In this week’s Torah portion, Chayei Sarah (Genesis 23:1−25:18), we learn that Sarah lived to be 127 years old. Immediately after her passing, Abraham purchases the cave of Machpelah in order to bury her. In spite of the generous offer by its owner to use it for free, he insists on buying it. Much has been said about this transaction being the first recorded land purchase in Israel.

Abraham also has the foresight to send his servant, Eliezer, back to “the old country” to find a suitable bride for his son, Isaac. Eliezer does as requested but prays for help by asking for a sign. As he sits down by a well, he basically says, “may it come to pass that the woman I am looking for will be the one who offers to draw water, not just for me but for my many camels, as well.” Lo and behold, Rebecca appears and does just that. It was as though his prayer was immediately answered.

I often wonder about how prayer works. In the early stages of our religious education, we learn that if we earn God’s favor, He might answer our prayers just like He seemed to answer Eliezer’s prayer. But in the later stages of our religious development, we learn that it doesn’t always (or ever?) work that way. There are much more nuanced ways of understanding how prayer works. Here is one way:

I believe that prayer can help us attune ourselves to what is going — inside of us and around us. Often we are too caught up in our own thoughts to really see, hear and know what’s REALLY going on. When you achieve this kind of attunement, it is much easier to respond appropriately. Sometimes an appropriate response may be just to notice and open ourselves to what is about to happen. Perhaps it wasn’t that God answered Eliezer’s prayer right then and there. Perhaps Eliezer became attuned to the extraordinary generosity of the woman who was already approaching him.

In the current environment in which so many people have guns, even some of the most unstable people we know, we have to attune ourselves to the fact that we are less safe than ever before. There are many common-sense measures that can be taken to make us and our communities more safe. Here are just a few. In addition, what we need are thoughts and prayers that can give us and our leaders the courage to take action and implement some of these measures

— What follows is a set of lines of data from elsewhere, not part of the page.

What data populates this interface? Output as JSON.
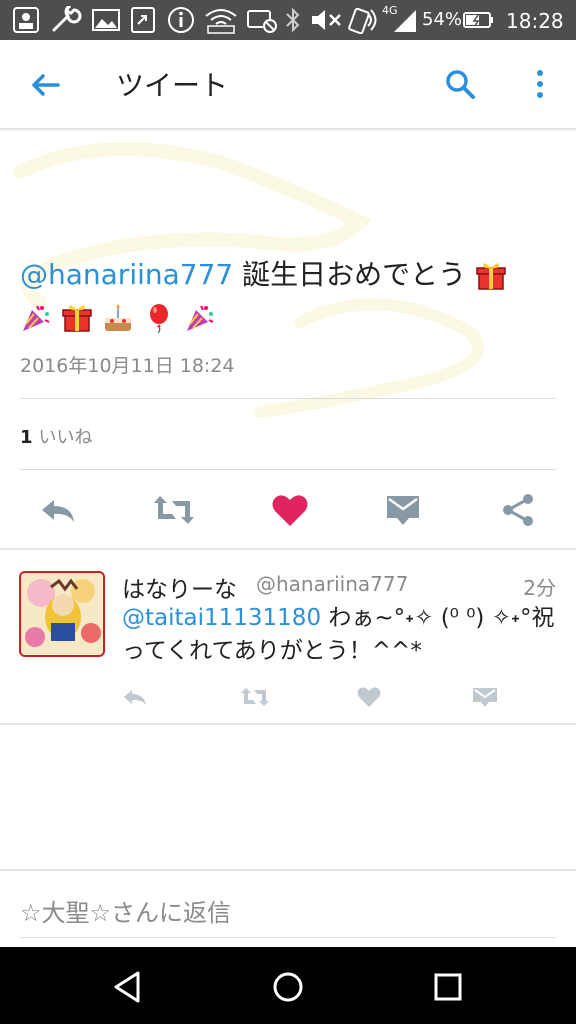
{
  "status_bar": {
    "battery_percent": "54%",
    "clock": "18:28",
    "network": "4G",
    "icons": [
      "sim-icon",
      "wrench-icon",
      "gallery-icon",
      "share-icon",
      "info-icon",
      "wifi-icon",
      "record-icon",
      "bluetooth-icon",
      "mute-icon",
      "nfc-icon",
      "signal-icon",
      "battery-icon"
    ]
  },
  "app_bar": {
    "title": "ツイート",
    "icons": [
      "back-arrow-icon",
      "search-icon",
      "more-vert-icon"
    ]
  },
  "tweet": {
    "mention": "@hanariina777",
    "text": " 誕生日おめでとう",
    "emojis_line1": [
      "gift-icon"
    ],
    "emojis_line2": [
      "party-popper-icon",
      "gift-icon",
      "cake-icon",
      "balloon-icon",
      "party-popper-icon"
    ],
    "timestamp": "2016年10月11日 18:24",
    "like_count": "1",
    "like_label": "いいね",
    "actions": [
      "reply-icon",
      "retweet-icon",
      "heart-icon",
      "message-icon",
      "share-icon"
    ],
    "liked": true,
    "colors": {
      "accent": "#2b90d9",
      "heart": "#e0245e",
      "icon_gray": "#8899a6"
    }
  },
  "reply": {
    "display_name": "はなりーな",
    "handle": "@hanariina777",
    "time": "2分",
    "mention": "@taitai11131180",
    "text": " わぁ~°˖✧ (⁰ ⁰) ✧˖°祝ってくれてありがとう！^^*",
    "actions": [
      "reply-icon",
      "retweet-icon",
      "heart-icon",
      "message-icon"
    ]
  },
  "composer": {
    "placeholder": "☆大聖☆さんに返信"
  },
  "nav_bar": {
    "buttons": [
      "back-triangle-icon",
      "home-circle-icon",
      "recents-square-icon"
    ]
  }
}
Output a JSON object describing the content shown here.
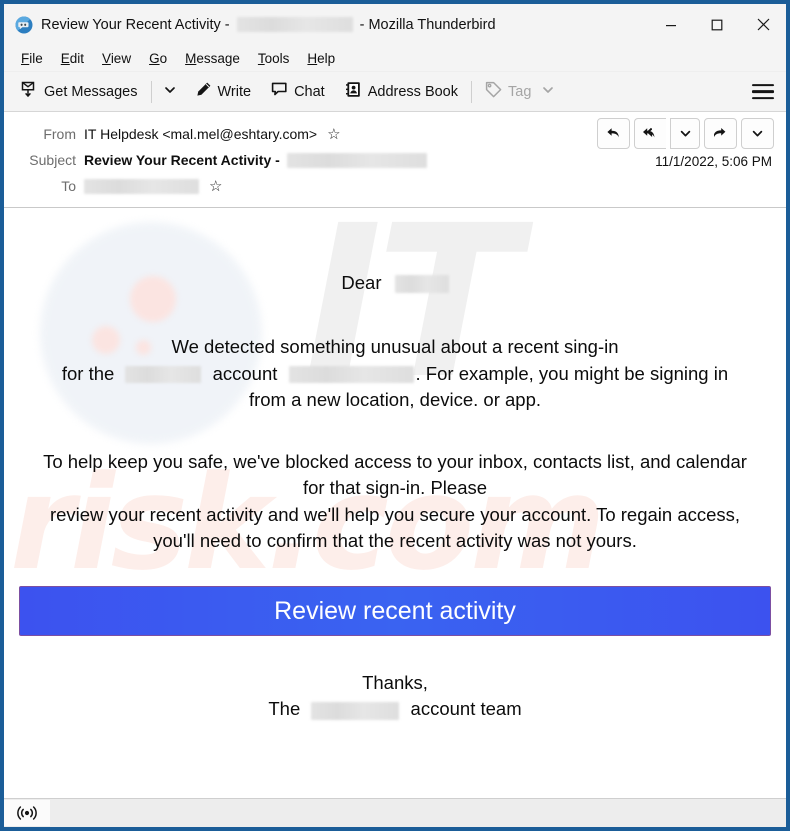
{
  "window": {
    "title_prefix": "Review Your Recent Activity -",
    "title_suffix": "- Mozilla Thunderbird",
    "app_name": "Mozilla Thunderbird",
    "border_color": "#1b5d98",
    "controls": {
      "minimize": "minimize",
      "maximize": "maximize",
      "close": "close"
    }
  },
  "menubar": {
    "items": [
      {
        "accel": "F",
        "rest": "ile"
      },
      {
        "accel": "E",
        "rest": "dit"
      },
      {
        "accel": "V",
        "rest": "iew"
      },
      {
        "accel": "G",
        "rest": "o"
      },
      {
        "accel": "M",
        "rest": "essage"
      },
      {
        "accel": "T",
        "rest": "ools"
      },
      {
        "accel": "H",
        "rest": "elp"
      }
    ]
  },
  "toolbar": {
    "get_messages": "Get Messages",
    "write": "Write",
    "chat": "Chat",
    "address_book": "Address Book",
    "tag": "Tag",
    "app_menu": "app-menu"
  },
  "message_header": {
    "from_label": "From",
    "from_value": "IT Helpdesk <mal.mel@eshtary.com>",
    "subject_label": "Subject",
    "subject_value": "Review Your Recent Activity -",
    "to_label": "To",
    "to_value": "",
    "date": "11/1/2022, 5:06 PM",
    "actions": [
      "reply",
      "reply-all",
      "reply-all-dropdown",
      "forward",
      "more-dropdown"
    ]
  },
  "email": {
    "greeting": "Dear",
    "paragraph1": [
      "We detected something unusual about a recent sing-in",
      "for the \u0000 account \u0000. For example, you might be signing in",
      "from a new location, device. or app."
    ],
    "p1_l2_pre": "for the",
    "p1_l2_mid": "account",
    "p1_l2_post": ". For example, you might be signing in",
    "paragraph2": [
      "To help keep you safe, we've blocked access to your inbox, contacts list, and calendar",
      "for that sign-in. Please",
      "review your recent activity and we'll help you secure your account. To regain access,",
      "you'll need to confirm that the recent activity was not yours."
    ],
    "cta_label": "Review recent activity",
    "cta_color": "#3a5bf0",
    "cta_border_color": "#7c4fa2",
    "closing_thanks": "Thanks,",
    "closing_pre": "The",
    "closing_post": "account team",
    "watermark_it": "IT",
    "watermark_risk": "risk.com"
  },
  "statusbar": {
    "icon": "broadcast-icon",
    "text": ""
  }
}
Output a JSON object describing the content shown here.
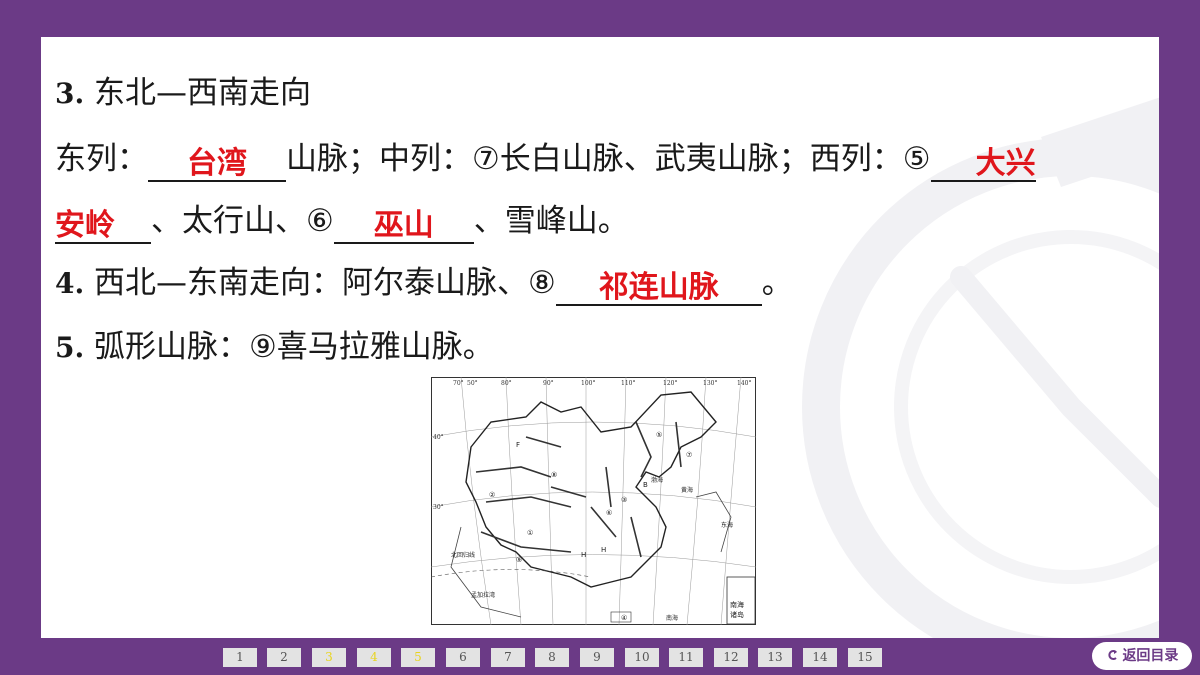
{
  "section3": {
    "num": "3",
    "heading": "东北—西南走向",
    "east_label": "东列：",
    "east_answer": "台湾",
    "east_suffix": "山脉；中列：⑦长白山脉、武夷山脉；西列：⑤",
    "west_answer_1": "大兴",
    "west_answer_2": "安岭",
    "middle_text": "、太行山、⑥",
    "six_answer": "巫山",
    "end_text": "、雪峰山。"
  },
  "section4": {
    "num": "4",
    "text": "西北—东南走向：阿尔泰山脉、⑧",
    "answer": "祁连山脉",
    "end": "。"
  },
  "section5": {
    "num": "5",
    "text": "弧形山脉：⑨喜马拉雅山脉。"
  },
  "map": {
    "top_labels": [
      "70°",
      "50°",
      "80°",
      "90°",
      "100°",
      "110°",
      "120°",
      "130°",
      "140°"
    ],
    "lat_labels": [
      "40°",
      "30°"
    ],
    "region_labels": [
      "南海诸岛",
      "孟加拉湾",
      "北回归线",
      "南海",
      "东海",
      "黄海",
      "渤海"
    ],
    "markers": [
      "①",
      "②",
      "③",
      "④",
      "⑤",
      "⑥",
      "⑦",
      "⑧",
      "⑨"
    ]
  },
  "pager": {
    "pages": [
      "1",
      "2",
      "3",
      "4",
      "5",
      "6",
      "7",
      "8",
      "9",
      "10",
      "11",
      "12",
      "13",
      "14",
      "15"
    ],
    "highlighted": [
      "3",
      "4",
      "5"
    ]
  },
  "back_button": {
    "label": "返回目录",
    "icon": "return-arrow-icon"
  },
  "colors": {
    "frame": "#6b3a86",
    "answer": "#e0161c"
  }
}
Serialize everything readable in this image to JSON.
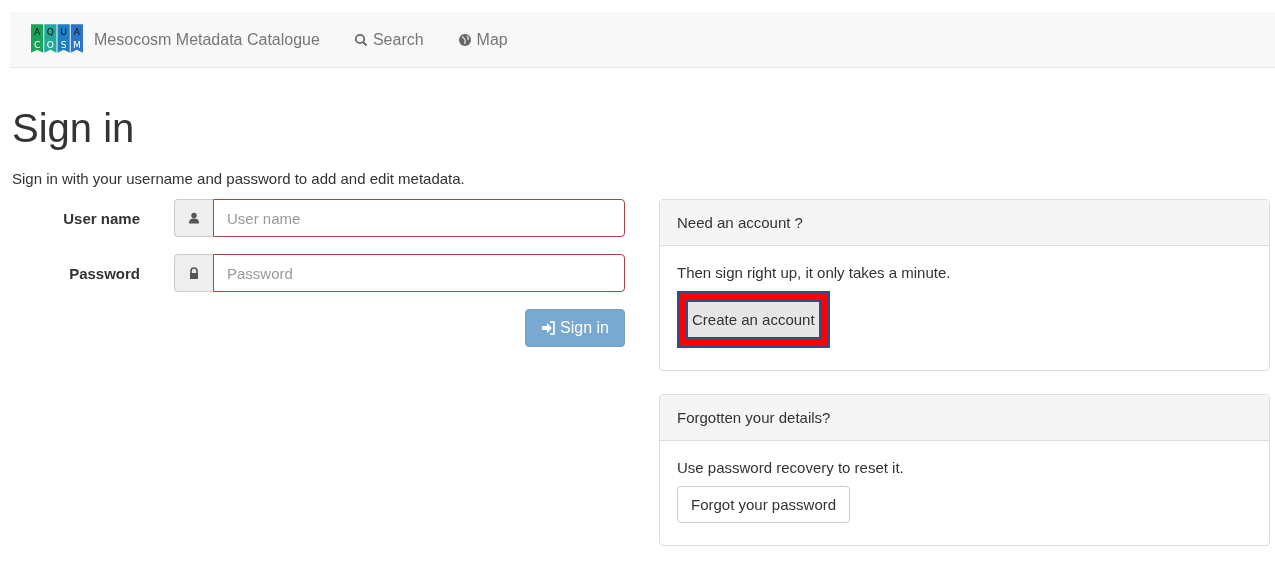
{
  "navbar": {
    "logo_letters": [
      {
        "top": "A",
        "bottom": "C",
        "color": "#1aa35a"
      },
      {
        "top": "Q",
        "bottom": "O",
        "color": "#22a99a"
      },
      {
        "top": "U",
        "bottom": "S",
        "color": "#1f7fc4"
      },
      {
        "top": "A",
        "bottom": "M",
        "color": "#2f73c9"
      }
    ],
    "brand": "Mesocosm Metadata Catalogue",
    "links": [
      {
        "label": "Search"
      },
      {
        "label": "Map"
      }
    ]
  },
  "heading": "Sign in",
  "intro": "Sign in with your username and password to add and edit metadata.",
  "form": {
    "fields": [
      {
        "label": "User name",
        "placeholder": "User name",
        "invalid": true
      },
      {
        "label": "Password",
        "placeholder": "Password",
        "invalid": true
      }
    ],
    "submit": {
      "label": "Sign in",
      "disabled": true
    }
  },
  "panels": [
    {
      "title": "Need an account ?",
      "text": "Then sign right up, it only takes a minute.",
      "button": "Create an account",
      "highlighted": true
    },
    {
      "title": "Forgotten your details?",
      "text": "Use password recovery to reset it.",
      "button": "Forgot your password",
      "highlighted": false
    }
  ]
}
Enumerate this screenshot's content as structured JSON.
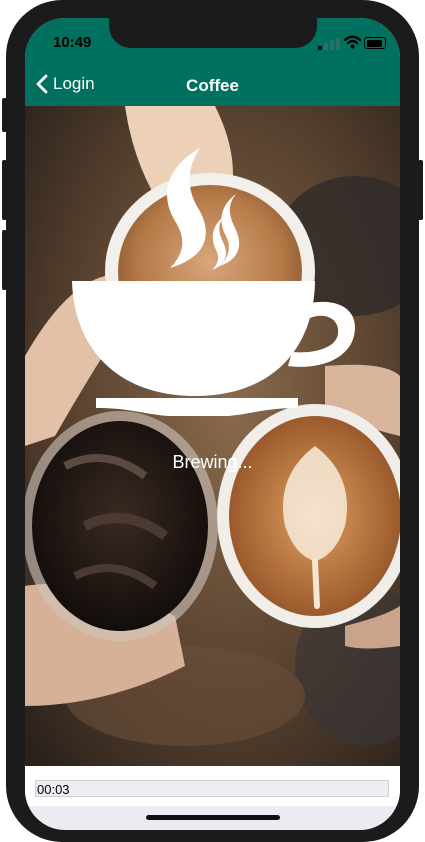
{
  "status_bar": {
    "time": "10:49",
    "signal_icon": "signal-bars-icon",
    "wifi_icon": "wifi-icon",
    "battery_icon": "battery-icon"
  },
  "nav": {
    "back_label": "Login",
    "back_icon": "chevron-left-icon",
    "title": "Coffee",
    "bar_color": "#00705f"
  },
  "main": {
    "background_image": "coffee-cups-cheers-photo",
    "overlay_icon": "coffee-cup-steam-icon",
    "status_text": "Brewing..."
  },
  "timer": {
    "elapsed": "00:03"
  }
}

As a Temple with a reputed commitment to social action, we should engage in daily acts of that express our commitment and will bring about practical outcomes to our thoughts and prayers. This is the best way we can serve our Temple, our community and our highest aspirations.

Shabbat Shalom,

R’ Moshe Tom

Comments are closed.